    information on the various stages of a woman‟s life and on HIV/AIDS. Ghana
    is encouraged to continue with provision of more health facilities and
    personnel towards addressing access to health.
   Legal aid institutions should be well resourced to address the large number of
    cases on non-maintenance of children.
   Measures aimed at abolishing polygamy should be adopted by the state. It is
    quite clear that this could be a contributory factor to the large number of
    children who are not maintained by their parents.
   It was recommended that activities aimed at eliminating gender discrimination
    should be packaged to include men. This is because the larger majority of
    persons in decision-making positions who have the power to bring about the
    desired change are men.

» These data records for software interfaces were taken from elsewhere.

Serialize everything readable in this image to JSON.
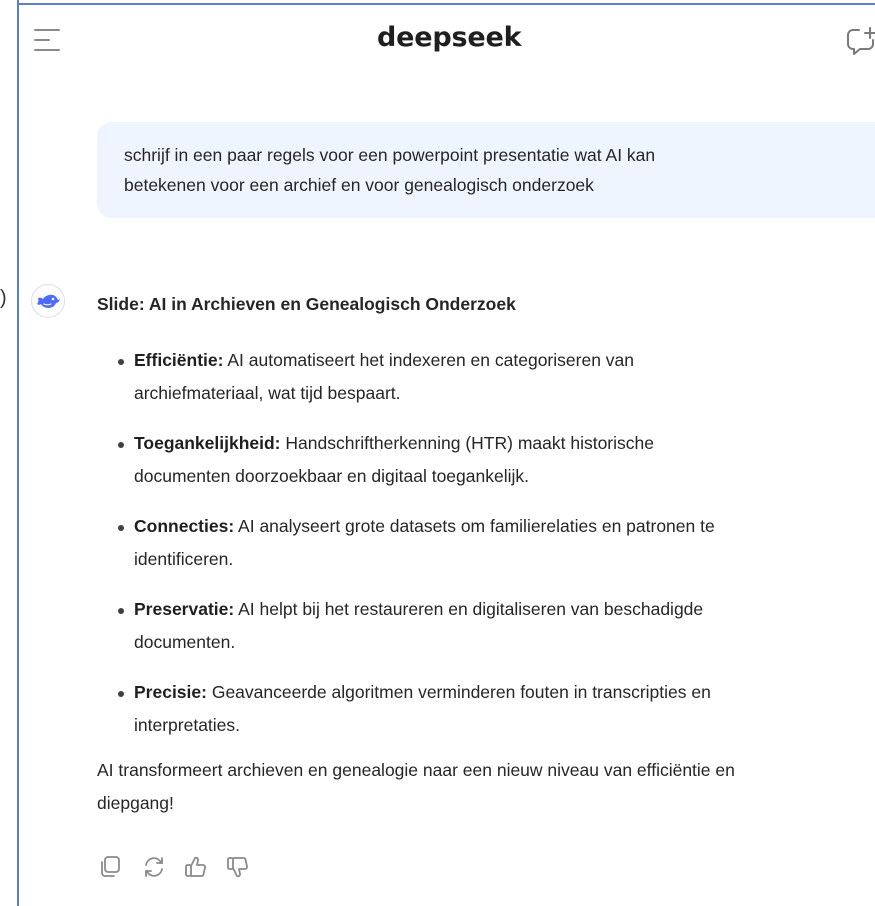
{
  "app": {
    "logo_text": "deepseek",
    "menu_icon": "hamburger-menu-icon",
    "new_chat_icon": "new-chat-icon",
    "side_glyph": ")"
  },
  "colors": {
    "frame_border": "#5b80c4",
    "user_bubble_bg": "#eff5ff",
    "avatar_whale": "#4d6bfe",
    "text": "#262626"
  },
  "user_message": {
    "line1": "schrijf in een paar regels voor een powerpoint presentatie wat AI kan",
    "line2": "betekenen voor een archief en voor genealogisch onderzoek"
  },
  "assistant": {
    "avatar_icon": "deepseek-whale-icon",
    "title": "Slide: AI in Archieven en Genealogisch Onderzoek",
    "bullets": [
      {
        "term": "Efficiëntie:",
        "line1": " AI automatiseert het indexeren en categoriseren van",
        "line2": "archiefmateriaal, wat tijd bespaart."
      },
      {
        "term": "Toegankelijkheid:",
        "line1": " Handschriftherkenning (HTR) maakt historische",
        "line2": "documenten doorzoekbaar en digitaal toegankelijk."
      },
      {
        "term": "Connecties:",
        "line1": " AI analyseert grote datasets om familierelaties en patronen te",
        "line2": "identificeren."
      },
      {
        "term": "Preservatie:",
        "line1": " AI helpt bij het restaureren en digitaliseren van beschadigde",
        "line2": "documenten."
      },
      {
        "term": "Precisie:",
        "line1": " Geavanceerde algoritmen verminderen fouten in transcripties en",
        "line2": "interpretaties."
      }
    ],
    "closing_line1": "AI transformeert archieven en genealogie naar een nieuw niveau van efficiëntie en",
    "closing_line2": "diepgang!"
  },
  "actions": {
    "copy_icon": "copy-icon",
    "regenerate_icon": "regenerate-icon",
    "like_icon": "thumbs-up-icon",
    "dislike_icon": "thumbs-down-icon"
  }
}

Without their involvement, gender discrimination
    would remain “a woman‟s theory” which may not be fully applied.
    The inclusion of men as a critical target should be done in all other sectors
    such as economic rights as well.
   Women in decision-making positions also need to be provided the necessary
    backstopping to understand policies, programmes and bills from a gender
    perspective.
                                                                                    46
   Review the National Gender and Children‟s Policy for proper direction to all
    ministries, departments and agencies to incorporate gender.
   Government must invest in the collection and analysis of age and sex
    disaggregated data
   There is need for monitoring and evaluation of activities and policies
    implemented to enhance the lives of women. Micro-credit facilities, training
    programmes and funds instituted for women (individuals and groups) were not
    carefully monitored; therefore, it is not known whether these measures led to
    real improvement in the lives of women
   The draft gender strategy on Land by the Land Adminstration project (LAP)
    must be studied and validated by women especially by the Women‟s Ministry
    to ensure it addresses all concerns of women on land issues.
   Culture was generally recognized as a major source of discrimination which is
    being tackled by national laws. However there is need for a review of
    discriminatory cultural laws and practices as a means of eliminating them. This
    needs to be done with traditional leaders to ensure communal acceptance and
    coordination. National laws that regulate these practices would serve to back
    up the elimination of these practices and provide avenues for legal
    prosecution.
   Ghana should have an equal opportunity law that inculcates the principles of
    gender equality and equity.
   The Labour Act does not adequately cover domestic workers majority of who
    are girls and women. Special regulations have to be made protecting domestic
    workers.
   Need for a gender equality commission as found in other countries like Kenya.
    The commission will be dedicated to recommending policy, monitoring and
    implementing programmes that lead to gender equality.




                                                                                47